#### TASK DETAILS:
Please set down each record exactly as it appears, but leave out any pictures.

*** DATA EXTRACT Section Begins ***

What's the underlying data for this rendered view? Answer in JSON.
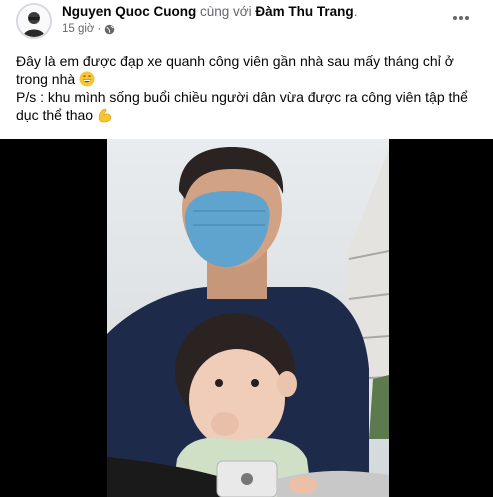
{
  "post": {
    "author": "Nguyen Quoc Cuong",
    "with_text": "cùng với",
    "tagged": "Đàm Thu Trang",
    "period": ".",
    "time": "15 giờ",
    "separator": "·",
    "privacy_icon": "globe-icon",
    "more_icon": "more-horizontal-icon",
    "text_line1": "Đây là em được đạp xe quanh công viên gần nhà sau mấy tháng chỉ ở trong nhà",
    "text_line1_emoji": "grinning-face-emoji",
    "text_line2": "P/s : khu mình sống buổi chiều người dân vừa được ra công viên tập thể dục thể thao",
    "text_line2_emoji": "flexed-biceps-emoji"
  },
  "colors": {
    "secondary_text": "#65676b",
    "video_background": "#000000",
    "emoji_yellow": "#f7c531"
  }
}
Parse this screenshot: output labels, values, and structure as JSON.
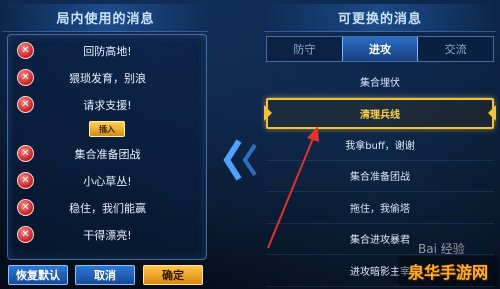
{
  "left_panel": {
    "title": "局内使用的消息",
    "items": [
      {
        "label": "回防高地!"
      },
      {
        "label": "猥琐发育，别浪"
      },
      {
        "label": "请求支援!"
      },
      {
        "label": "集合准备团战"
      },
      {
        "label": "小心草丛!"
      },
      {
        "label": "稳住，我们能赢"
      },
      {
        "label": "干得漂亮!"
      }
    ],
    "insert_label": "插入",
    "remove_icon": "close-icon"
  },
  "buttons": {
    "reset": "恢复默认",
    "cancel": "取消",
    "confirm": "确定"
  },
  "right_panel": {
    "title": "可更换的消息",
    "tabs": [
      {
        "label": "防守",
        "active": false
      },
      {
        "label": "进攻",
        "active": true
      },
      {
        "label": "交流",
        "active": false
      }
    ],
    "items": [
      {
        "label": "集合埋伏",
        "selected": false
      },
      {
        "label": "清理兵线",
        "selected": true
      },
      {
        "label": "我拿buff，谢谢",
        "selected": false
      },
      {
        "label": "集合准备团战",
        "selected": false
      },
      {
        "label": "拖住，我偷塔",
        "selected": false
      },
      {
        "label": "集合进攻暴君",
        "selected": false
      },
      {
        "label": "进攻暗影主宰",
        "selected": false
      }
    ]
  },
  "watermark": {
    "text": "泉华手游网",
    "baidu": "Bai 经验"
  },
  "colors": {
    "accent_gold": "#f2c23a",
    "remove_red": "#c11d1d",
    "annotation_arrow": "#e0332a"
  }
}
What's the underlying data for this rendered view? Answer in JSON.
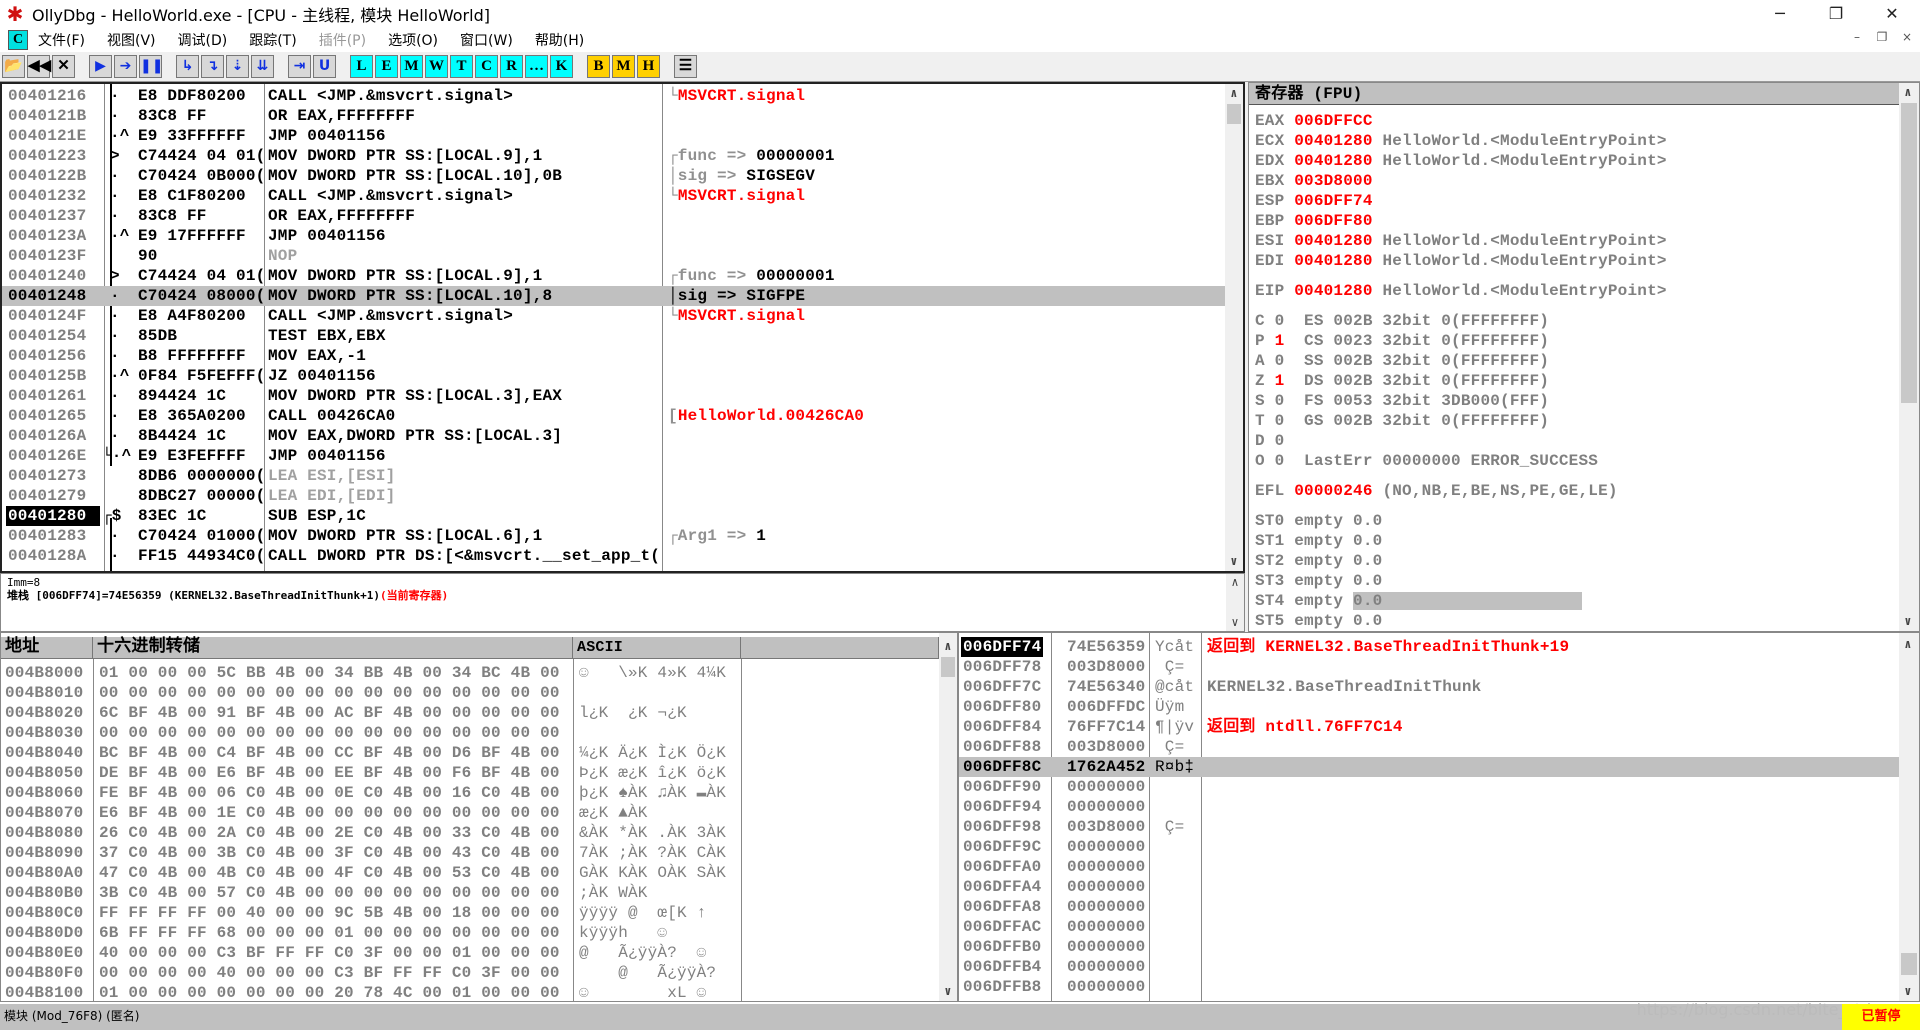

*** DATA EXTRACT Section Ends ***

#### ANSWER TO THE EXERCISE:
What's the underlying data for this rendered view? Answer in JSON.
{
  "post": {
    "author": "Nguyen Quoc Cuong",
    "with_text": "cùng với",
    "tagged": "Đàm Thu Trang",
    "period": ".",
    "time": "15 giờ",
    "separator": "·",
    "privacy_icon": "globe-icon",
    "more_icon": "more-horizontal-icon",
    "text_line1": "Đây là em được đạp xe quanh công viên gần nhà sau mấy tháng chỉ ở trong nhà",
    "text_line1_emoji": "grinning-face-emoji",
    "text_line2": "P/s : khu mình sống buổi chiều người dân vừa được ra công viên tập thể dục thể thao",
    "text_line2_emoji": "flexed-biceps-emoji"
  },
  "colors": {
    "secondary_text": "#65676b",
    "video_background": "#000000",
    "emoji_yellow": "#f7c531"
  }
}
Parse this screenshot: output labels, values, and structure as JSON.
{
  "left_panel": {
    "title": "局内使用的消息",
    "items": [
      {
        "label": "回防高地!"
      },
      {
        "label": "猥琐发育，别浪"
      },
      {
        "label": "请求支援!"
      },
      {
        "label": "集合准备团战"
      },
      {
        "label": "小心草丛!"
      },
      {
        "label": "稳住，我们能赢"
      },
      {
        "label": "干得漂亮!"
      }
    ],
    "insert_label": "插入",
    "remove_icon": "close-icon"
  },
  "buttons": {
    "reset": "恢复默认",
    "cancel": "取消",
    "confirm": "确定"
  },
  "right_panel": {
    "title": "可更换的消息",
    "tabs": [
      {
        "label": "防守",
        "active": false
      },
      {
        "label": "进攻",
        "active": true
      },
      {
        "label": "交流",
        "active": false
      }
    ],
    "items": [
      {
        "label": "集合埋伏",
        "selected": false
      },
      {
        "label": "清理兵线",
        "selected": true
      },
      {
        "label": "我拿buff，谢谢",
        "selected": false
      },
      {
        "label": "集合准备团战",
        "selected": false
      },
      {
        "label": "拖住，我偷塔",
        "selected": false
      },
      {
        "label": "集合进攻暴君",
        "selected": false
      },
      {
        "label": "进攻暗影主宰",
        "selected": false
      }
    ]
  },
  "watermark": {
    "text": "泉华手游网",
    "baidu": "Bai 经验"
  },
  "colors": {
    "accent_gold": "#f2c23a",
    "remove_red": "#c11d1d",
    "annotation_arrow": "#e0332a"
  }
}
What's the underlying data for this rendered view? Answer in JSON.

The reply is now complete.